Return the whole listing exactly, omitting the pictures.

Task input –
== Segment start ==
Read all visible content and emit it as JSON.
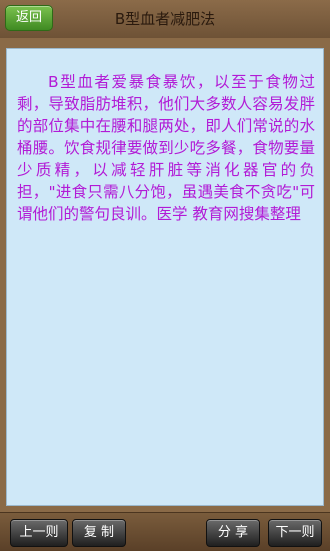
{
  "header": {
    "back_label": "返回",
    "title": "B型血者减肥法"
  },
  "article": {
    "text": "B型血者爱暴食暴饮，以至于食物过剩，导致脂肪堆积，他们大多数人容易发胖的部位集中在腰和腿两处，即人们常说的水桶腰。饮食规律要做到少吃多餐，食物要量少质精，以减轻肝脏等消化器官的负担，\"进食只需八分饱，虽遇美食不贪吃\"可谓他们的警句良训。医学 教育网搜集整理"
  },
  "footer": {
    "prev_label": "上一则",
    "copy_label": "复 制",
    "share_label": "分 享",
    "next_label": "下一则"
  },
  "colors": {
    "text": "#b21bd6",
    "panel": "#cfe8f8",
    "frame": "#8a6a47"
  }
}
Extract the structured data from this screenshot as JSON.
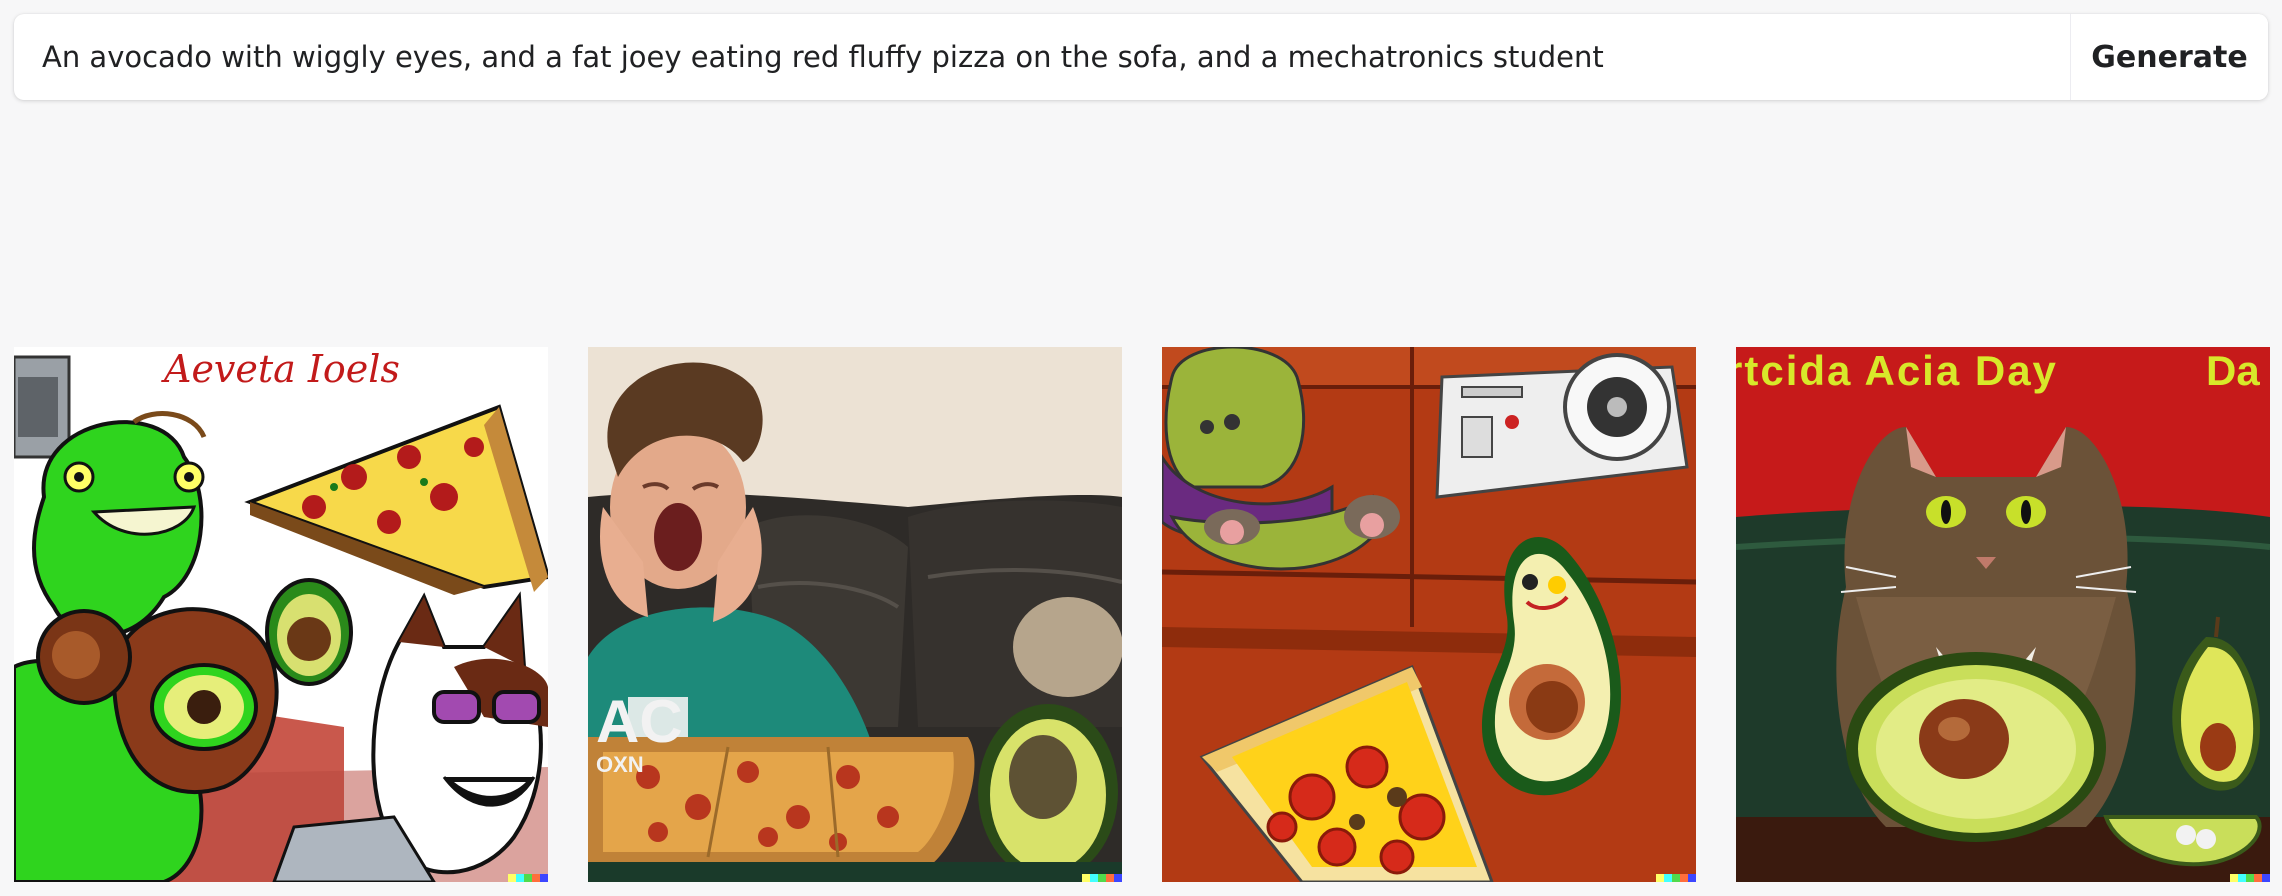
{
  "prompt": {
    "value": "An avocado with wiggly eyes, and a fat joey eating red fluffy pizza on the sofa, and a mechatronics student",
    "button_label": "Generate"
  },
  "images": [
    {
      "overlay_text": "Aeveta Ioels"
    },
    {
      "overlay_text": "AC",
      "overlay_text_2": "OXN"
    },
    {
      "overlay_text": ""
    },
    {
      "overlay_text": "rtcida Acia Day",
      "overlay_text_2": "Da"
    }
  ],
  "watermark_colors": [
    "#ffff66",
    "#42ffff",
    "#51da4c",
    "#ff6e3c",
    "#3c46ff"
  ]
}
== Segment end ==
Solution –
Read all visible content and emit it as JSON.
{
  "header": {
    "back_label": "返回",
    "title": "B型血者减肥法"
  },
  "article": {
    "text": "B型血者爱暴食暴饮，以至于食物过剩，导致脂肪堆积，他们大多数人容易发胖的部位集中在腰和腿两处，即人们常说的水桶腰。饮食规律要做到少吃多餐，食物要量少质精，以减轻肝脏等消化器官的负担，\"进食只需八分饱，虽遇美食不贪吃\"可谓他们的警句良训。医学 教育网搜集整理"
  },
  "footer": {
    "prev_label": "上一则",
    "copy_label": "复 制",
    "share_label": "分 享",
    "next_label": "下一则"
  },
  "colors": {
    "text": "#b21bd6",
    "panel": "#cfe8f8",
    "frame": "#8a6a47"
  }
}
Extract the structured data from this screenshot as JSON.
{
  "prompt": {
    "value": "An avocado with wiggly eyes, and a fat joey eating red fluffy pizza on the sofa, and a mechatronics student",
    "button_label": "Generate"
  },
  "images": [
    {
      "overlay_text": "Aeveta Ioels"
    },
    {
      "overlay_text": "AC",
      "overlay_text_2": "OXN"
    },
    {
      "overlay_text": ""
    },
    {
      "overlay_text": "rtcida Acia Day",
      "overlay_text_2": "Da"
    }
  ],
  "watermark_colors": [
    "#ffff66",
    "#42ffff",
    "#51da4c",
    "#ff6e3c",
    "#3c46ff"
  ]
}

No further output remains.